Perhaps at the top of the list is physical discomfort, caused by, for example, pain, hunger, or thirst; each of these may trigger agitation and consequently caregivers should always be aware of the individual’s basic needs, and try to ensure that they are met promptly. In fact, pain management is particularly important, as people with dementia may not be able to effectively communicate the level of pain that they are experiencing.
The side effects of medication can also sometimes cause agitation; some medications, such as antipsychotics, can have serious side effects. It probably goes without saying that caregivers should always work closely with relevant
healthcare professionals to manage medications effectively to ensure that they are necessary and appropriate.
Agitation may also be triggered or exacerbated by environmental conditions, for example loud noise, very bright lights, “loud,” or very bold colors in rooms, or even unfamiliar surroundings.

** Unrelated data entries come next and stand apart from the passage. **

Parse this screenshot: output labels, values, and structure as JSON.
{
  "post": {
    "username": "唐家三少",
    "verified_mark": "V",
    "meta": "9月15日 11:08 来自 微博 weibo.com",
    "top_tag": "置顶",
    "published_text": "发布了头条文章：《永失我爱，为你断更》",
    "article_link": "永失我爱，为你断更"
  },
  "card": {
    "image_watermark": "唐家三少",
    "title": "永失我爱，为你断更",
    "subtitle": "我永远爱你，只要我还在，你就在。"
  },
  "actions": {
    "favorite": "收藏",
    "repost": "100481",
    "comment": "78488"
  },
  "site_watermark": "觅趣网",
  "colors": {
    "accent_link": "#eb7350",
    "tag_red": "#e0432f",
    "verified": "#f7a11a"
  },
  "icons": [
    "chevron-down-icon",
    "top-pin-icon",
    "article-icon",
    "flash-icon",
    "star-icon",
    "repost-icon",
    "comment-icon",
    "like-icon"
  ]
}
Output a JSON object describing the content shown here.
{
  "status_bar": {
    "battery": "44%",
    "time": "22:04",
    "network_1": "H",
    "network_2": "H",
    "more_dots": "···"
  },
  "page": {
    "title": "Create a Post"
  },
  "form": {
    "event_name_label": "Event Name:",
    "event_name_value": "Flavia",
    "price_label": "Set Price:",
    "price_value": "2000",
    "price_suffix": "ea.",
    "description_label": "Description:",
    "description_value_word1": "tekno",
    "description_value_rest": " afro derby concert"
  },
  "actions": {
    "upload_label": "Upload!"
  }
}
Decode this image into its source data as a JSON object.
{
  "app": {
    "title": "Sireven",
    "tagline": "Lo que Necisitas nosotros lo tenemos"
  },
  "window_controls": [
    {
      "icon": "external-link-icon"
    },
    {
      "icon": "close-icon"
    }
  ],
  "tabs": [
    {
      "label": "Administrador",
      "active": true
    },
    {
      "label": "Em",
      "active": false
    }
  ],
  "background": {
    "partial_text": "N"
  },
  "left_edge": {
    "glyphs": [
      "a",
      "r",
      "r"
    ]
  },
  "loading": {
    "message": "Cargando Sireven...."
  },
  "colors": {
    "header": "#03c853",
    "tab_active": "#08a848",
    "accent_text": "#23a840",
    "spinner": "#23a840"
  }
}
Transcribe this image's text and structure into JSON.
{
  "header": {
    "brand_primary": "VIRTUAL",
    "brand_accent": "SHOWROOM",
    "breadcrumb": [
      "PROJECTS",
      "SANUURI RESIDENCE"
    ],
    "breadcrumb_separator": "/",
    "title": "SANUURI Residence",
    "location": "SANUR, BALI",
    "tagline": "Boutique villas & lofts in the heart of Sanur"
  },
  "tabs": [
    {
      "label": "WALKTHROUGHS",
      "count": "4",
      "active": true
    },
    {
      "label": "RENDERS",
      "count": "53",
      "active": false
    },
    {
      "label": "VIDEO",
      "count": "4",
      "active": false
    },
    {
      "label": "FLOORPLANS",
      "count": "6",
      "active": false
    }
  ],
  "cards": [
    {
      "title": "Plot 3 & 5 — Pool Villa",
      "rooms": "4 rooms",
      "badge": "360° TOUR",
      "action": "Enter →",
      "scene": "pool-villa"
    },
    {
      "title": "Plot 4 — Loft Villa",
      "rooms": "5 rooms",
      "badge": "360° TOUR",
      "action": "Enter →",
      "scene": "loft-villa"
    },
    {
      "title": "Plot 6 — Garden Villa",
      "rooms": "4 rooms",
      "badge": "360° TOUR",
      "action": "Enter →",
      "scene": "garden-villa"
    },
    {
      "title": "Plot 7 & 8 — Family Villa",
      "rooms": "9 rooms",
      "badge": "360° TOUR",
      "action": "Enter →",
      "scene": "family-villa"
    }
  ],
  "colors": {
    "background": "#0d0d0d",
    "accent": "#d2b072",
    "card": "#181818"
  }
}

To minimize this, caregivers should try where possible to create a calm and familiar environment that minimizes noise and other distractions.(See our blog post on Colors and Dementia:https://amindtocare.com/caregiver-tips/are-different-colors-relevant-to-dementia/ )
It is also true that the use of structured routines, coupled with familiar activities can work to reduce agitation as well as improving the individual’s overall sense of well-being. Allied with this, unmet needs, such as boredom, social isolation, or a lack of any meaningful activities, can also potentially contribute to agitation for someone living with dementia. To try and avoid this, caregivers should identify any particular interests and preferences that the individual they are caring for has, or had prior to contracting the condition, and come up with activities that speak to or resonate with those interests. One example is a gentleman who had been a CPA in his professional life; his son found that activities that involved sorting coins seemed to particularly hold his attention and provide enjoyment for him. It is clear that social engagement can definitely improve the individual’s quality of life and reduce agitation. This was the inspiration behind the development of the A Mind to Care Game & Activity Kit ( https://amindtocare.com/benefits/)
Although people do behave and react in different ways, it is true that Touch can also be an effective way to reduce agitation in certain individuals living with dementia. A gentle touch, such as hand-holding can have a calming effect and also provide a sense of comfort, security and reassurance, and can alleviate feelings of anxiety, restlessness or agitation. Touch can also provide gentle sensory input and promote a calming effect; activities that involve touch such as providing a soft blanket, or tactile objects, such as fidget boards, can help to engage the senses and help to reduce agitation. It is important of course to approach touch with respect and sensitivity, always obtaining consent and considering individual preferences and comfort levels.
There have been numerous studies that have confirmed the benefits of musical intervention in reducing agitation in people living with dementia. This can be either active, where the individual participates in singing, dancing, or playing a musical instrument, or it can be passive, where they listen to music. There is plenty of evidence that music seems to have a unique ability to evoke emotions and trigger memories; even for people living with advanced dementia, music is able sometimes to tap into deep-rooted emotional responses and stimulate positive feelings, and these emotional connections can help to reduce agitation and anxiety. For a moving example of the power of music take a look at this
YouTube video showing Lady Gaga and Tony Bennett Lady Gaga & Tony Bennett – The Lady Is A Tramp (One Last Time: Live At Radio City Music Hall, NY) HD – YouTube